28 The most important result from the NMS subsamples (columns 3-8) is the increase in the first stage F-stat., which shows that the instruments are no longer weak. And yet, the relations are broadly consistent with the preceding. The unmediated impact of increasing immigration is negatively associated with the life satisfaction of natives, but insignificant. When including GDP pc the relation switches and reveals a positive net effect that is statistically significant in columns 4, 5, and 7 (at five percent in column 7). D. Heterogeneous Impacts by Education and Age The positive impact of immigration on GDP pc in the EU15 and negative impacts on GDP pc and unemployment in the NMS suggest immigrants play different roles in the labor markets of these country groups.

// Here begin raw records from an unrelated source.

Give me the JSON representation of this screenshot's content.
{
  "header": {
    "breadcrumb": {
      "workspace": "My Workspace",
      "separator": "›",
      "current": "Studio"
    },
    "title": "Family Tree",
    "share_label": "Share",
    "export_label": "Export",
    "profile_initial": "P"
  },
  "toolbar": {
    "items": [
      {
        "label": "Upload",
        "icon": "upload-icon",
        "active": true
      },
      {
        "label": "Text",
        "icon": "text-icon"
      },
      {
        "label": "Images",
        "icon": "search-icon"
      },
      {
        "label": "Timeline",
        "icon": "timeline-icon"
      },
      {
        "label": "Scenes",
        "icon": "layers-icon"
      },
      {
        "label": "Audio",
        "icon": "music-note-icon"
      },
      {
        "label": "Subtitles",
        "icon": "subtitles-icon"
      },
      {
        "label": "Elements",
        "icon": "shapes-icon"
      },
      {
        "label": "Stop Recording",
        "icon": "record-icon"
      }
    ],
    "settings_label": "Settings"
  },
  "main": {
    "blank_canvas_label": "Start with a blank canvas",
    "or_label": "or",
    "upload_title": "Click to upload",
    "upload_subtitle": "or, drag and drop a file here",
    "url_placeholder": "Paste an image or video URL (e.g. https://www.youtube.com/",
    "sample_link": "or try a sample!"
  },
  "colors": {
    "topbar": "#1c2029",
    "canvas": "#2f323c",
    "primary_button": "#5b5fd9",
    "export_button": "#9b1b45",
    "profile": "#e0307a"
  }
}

If indeed immigrants serve as substitutes in the labor markets of the NMS, we should expect this channel to have greater effects on natives that compete with immigrants. Assuming immigrants compete more with lower skilled people 19 and using education as a proxy for skill 20, I expect people with a low level of education to be affected more negatively in the NMS countries. Indeed, better-educated people experienced more positive well-being relations with immigration in Germany and England (Akay et al., 2014; Ivlevs and Veliziotis, 2018), but not the United States (Kuroki, 2018). Beyond labor markets, there is reason to suspect heterogeneous relations. Age in particular has been found to moderate the relationship. Three papers find that younger people have a more positive immigration-life satisfaction relation, with age 50 in particular representing a threshold beyond which the relationship is more negative (Akay et al., 2016, 2014; Kuroki, 2018). 19 Immigrants are more likely to be overqualified and concentrated in low-skilled occupations (OECD, 2018, ch. 2). 20 Borjas (2003) finds a negative impact of immigration on the wages of competing low-skilled natives, but education was not sufficient as a proxy for skill. He needed education and experience to identify the impacts. In future drafts, I will use potential experience a la (Mincer, 1974). 26